Lophatananon A,Tyndale-Biscoe S, Malcolm E, Rippon H, Holmes K, Firkins L, Fenton M, Crowe S , Stewart-Brown S, Gnanapragasam V and Muir K.
British Journal of Urology International, 2011, Vol 108, Issue 7, p 1040 – 1043
Research in many ﬁelds of medical investigation is principally researcher and
response led. The medical industry is advancing in both treatments and technologies, but the ideas and views of both patients and clinicians are often forgotten, even though these groups clearly have a shared interest in research. Patients themselves are becoming increasingly familiar with research, particularly through the internet, and with their direct experience of disease they should be an important voice when identifying research priorities.
There are a range of both quantitative and qualitative methodologies, from focus groups to cross-sectional surveys, for gathering and consolidating the views of relevant patient and clinician groups. Each of these methods has different strengths and weaknesses.
The James Lind Alliance (JLA) is an independent organization funded by the National Institute of Health Research and Medical Research Council, UK. The organization’s role is to provide a platform for an independent and integrative approach to determining both patients’ and clinicians’ views on setting the research agenda. This is known as ‘priority setting’ . The JLA has established a methodology that aims to incorporate aspects of both quantitative and qualitative approaches to the inclusive participation of a range of different parties’ views.
The purpose of this paper is to describe the methodology exempliﬁed by a recent JLA partnership investigation into the uncertainties that surround the treatment of

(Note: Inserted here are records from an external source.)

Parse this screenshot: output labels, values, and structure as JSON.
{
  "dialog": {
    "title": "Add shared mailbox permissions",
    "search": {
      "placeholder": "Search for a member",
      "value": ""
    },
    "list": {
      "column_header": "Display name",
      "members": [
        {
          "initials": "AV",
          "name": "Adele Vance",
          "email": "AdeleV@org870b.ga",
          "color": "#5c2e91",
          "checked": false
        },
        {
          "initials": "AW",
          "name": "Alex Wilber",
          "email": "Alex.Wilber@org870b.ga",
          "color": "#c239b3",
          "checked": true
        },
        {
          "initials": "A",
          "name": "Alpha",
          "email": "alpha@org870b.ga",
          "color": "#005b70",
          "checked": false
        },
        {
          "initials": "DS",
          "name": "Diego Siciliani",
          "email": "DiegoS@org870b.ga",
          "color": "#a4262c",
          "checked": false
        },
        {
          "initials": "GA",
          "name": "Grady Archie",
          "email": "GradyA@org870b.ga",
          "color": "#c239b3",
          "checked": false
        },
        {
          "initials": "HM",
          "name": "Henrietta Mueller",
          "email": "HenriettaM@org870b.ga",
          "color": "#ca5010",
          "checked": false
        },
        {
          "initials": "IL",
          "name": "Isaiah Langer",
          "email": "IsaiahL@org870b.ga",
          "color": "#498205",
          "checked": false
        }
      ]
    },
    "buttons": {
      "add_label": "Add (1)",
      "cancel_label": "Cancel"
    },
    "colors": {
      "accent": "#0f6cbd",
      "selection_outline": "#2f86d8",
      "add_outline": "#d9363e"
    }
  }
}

prostate cancer, the major male cancer which kills over 10 000 men in the UK every